Flowers lacking petals are described as apetalous and may defy our notion of what a flower is for. Petals, especially colorful and showy petals, attract pollinators such as birds and bees. Some flowers are pollinated by the wind, though, and these don't need petals or any other showy elements. Still other plants produce colored leaves or showy sepals--sepals are a kind of modified leaf--and use these petal posers to attract attention instead.
Not only is the calla lily apetalous, it is asepalous, lacking the sepals that would normally be located on the outermost part of a complete flower. (Complete flowers have all four of the basic parts that flowers can possess.) With neither petals nor sepals, calla lilies are considered "naked." In botany, naked flowers are "achlamydeous."
What looks like a single furled petal protecting a yellow spike on the inside of a calla lily is really just a pretty leaf called a bract, specifically a spathe bract.
Calla lilies like the sun and can grow in a boggy section of the garden. Besides white, hybrid callas may have bracts of yellow, pink, purple and cream.
The anemone belongs to the buttercup family, most of which have no petals. Indeed, the true buttercup is the only member that has petals.
Instead of a ring of petals, the anemone sports a ring of sepals, collectively called the calyx. (Petals are collectively called the corolla.) Since there are many species of anemones, sepals are found in a variety of colors, from yellows to reds to purples to white.
Clematis is a popular flower among gardeners and another member of the buttercup family, or, botanically, the Ranunculaceae family. Many species of clematis exist and because gardeners like the flowers, a lot of hybrids are available as well. Most of the plants tend to be vining and come in many colors. These colored parts of the clematis are not petals, but sepals.

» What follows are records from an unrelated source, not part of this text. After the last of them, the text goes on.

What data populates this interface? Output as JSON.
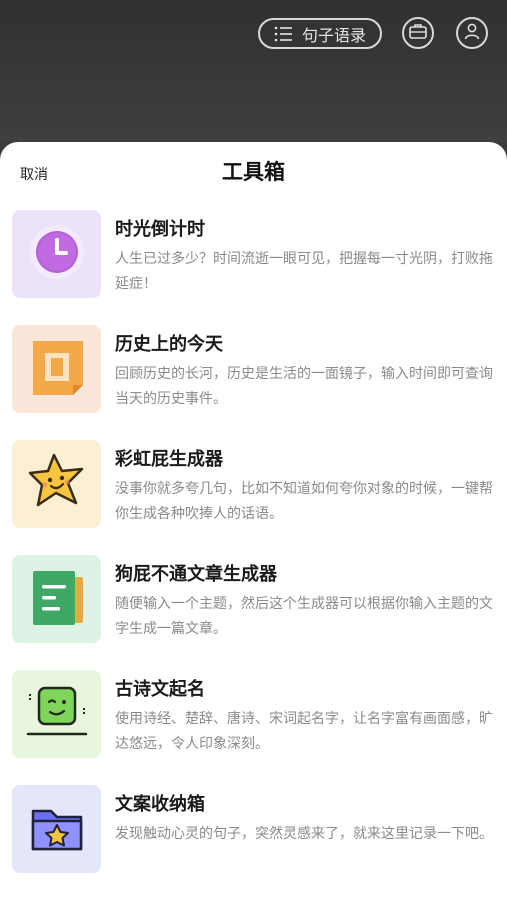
{
  "header": {
    "quotes_label": "句子语录",
    "icons": [
      "list-icon",
      "briefcase-icon",
      "user-icon"
    ]
  },
  "sheet": {
    "cancel_label": "取消",
    "title": "工具箱"
  },
  "tools": [
    {
      "name": "时光倒计时",
      "desc": "人生已过多少？时间流逝一眼可见，把握每一寸光阴，打败拖延症！",
      "icon": "clock-icon",
      "bg": "#ece3fb"
    },
    {
      "name": "历史上的今天",
      "desc": "回顾历史的长河，历史是生活的一面镜子，输入时间即可查询当天的历史事件。",
      "icon": "history-icon",
      "bg": "#fbe6da"
    },
    {
      "name": "彩虹屁生成器",
      "desc": "没事你就多夸几句，比如不知道如何夸你对象的时候，一键帮你生成各种吹捧人的话语。",
      "icon": "star-face-icon",
      "bg": "#fbf0d4"
    },
    {
      "name": "狗屁不通文章生成器",
      "desc": "随便输入一个主题，然后这个生成器可以根据你输入主题的文字生成一篇文章。",
      "icon": "document-icon",
      "bg": "#def3e6"
    },
    {
      "name": "古诗文起名",
      "desc": "使用诗经、楚辞、唐诗、宋词起名字，让名字富有画面感，旷达悠远，令人印象深刻。",
      "icon": "green-face-icon",
      "bg": "#e7f6dd"
    },
    {
      "name": "文案收纳箱",
      "desc": "发现触动心灵的句子，突然灵感来了，就来这里记录一下吧。",
      "icon": "folder-star-icon",
      "bg": "#e4e6fa"
    }
  ]
}
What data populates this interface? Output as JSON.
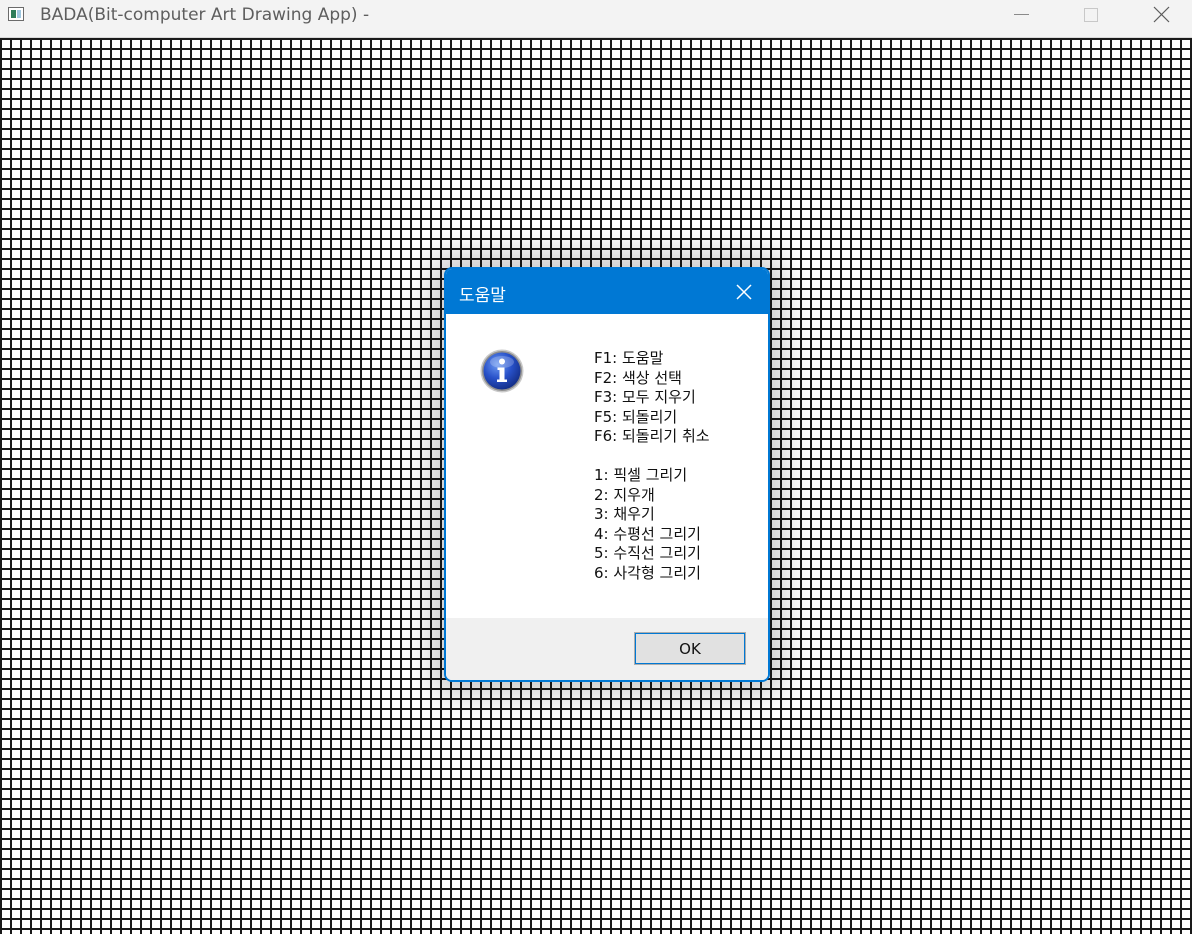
{
  "window": {
    "title": "BADA(Bit-computer Art Drawing App) -"
  },
  "dialog": {
    "title": "도움말",
    "function_keys": [
      "F1: 도움말",
      "F2: 색상 선택",
      "F3: 모두 지우기",
      "F5: 되돌리기",
      "F6: 되돌리기 취소"
    ],
    "tools": [
      "1: 픽셀 그리기",
      "2: 지우개",
      "3: 채우기",
      "4: 수평선 그리기",
      "5: 수직선 그리기",
      "6: 사각형 그리기"
    ],
    "ok_label": "OK",
    "icon": "info-icon"
  },
  "colors": {
    "accent": "#0078d4",
    "grid_line": "#1a1a1a"
  }
}
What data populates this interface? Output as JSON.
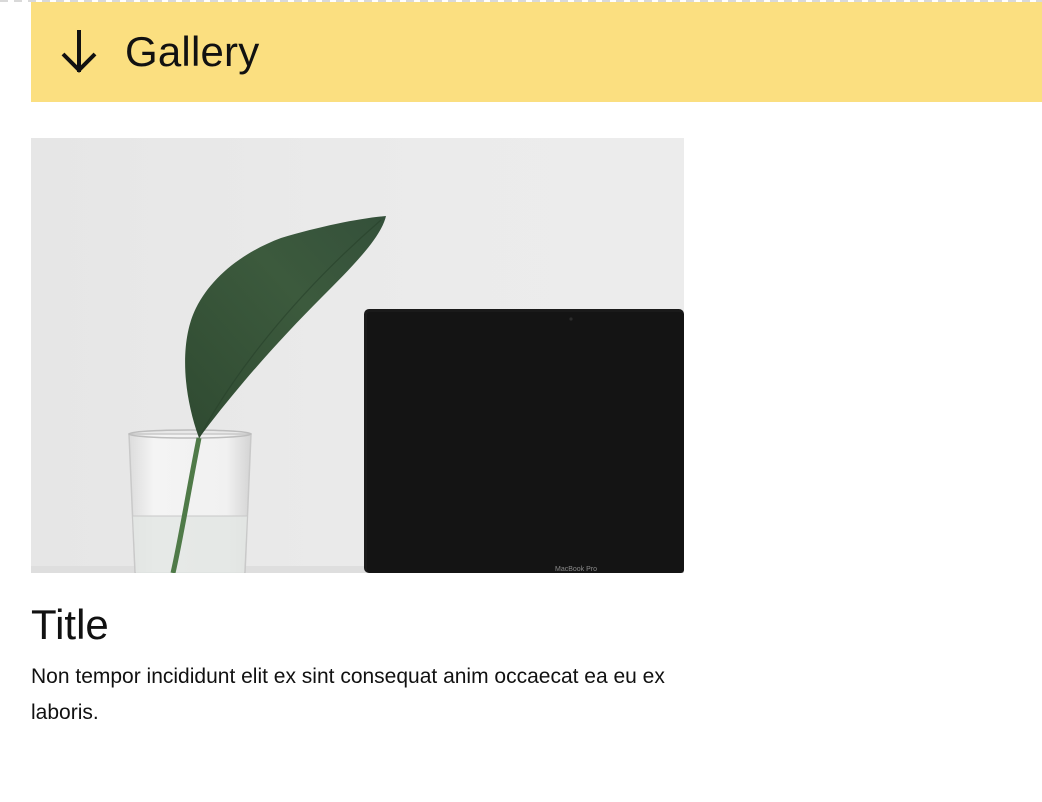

Hepatica is a pretty flower that belies its name: hepatica refers to liver. The flower is so-named because its leaves look like a human liver. Three green bracts beneath the flower might look to some like sepals instead of leaves, fooling some into thinking the blue sepals are petals.
Hepatica can take shade, making it welcome to many gardeners who have wooded areas.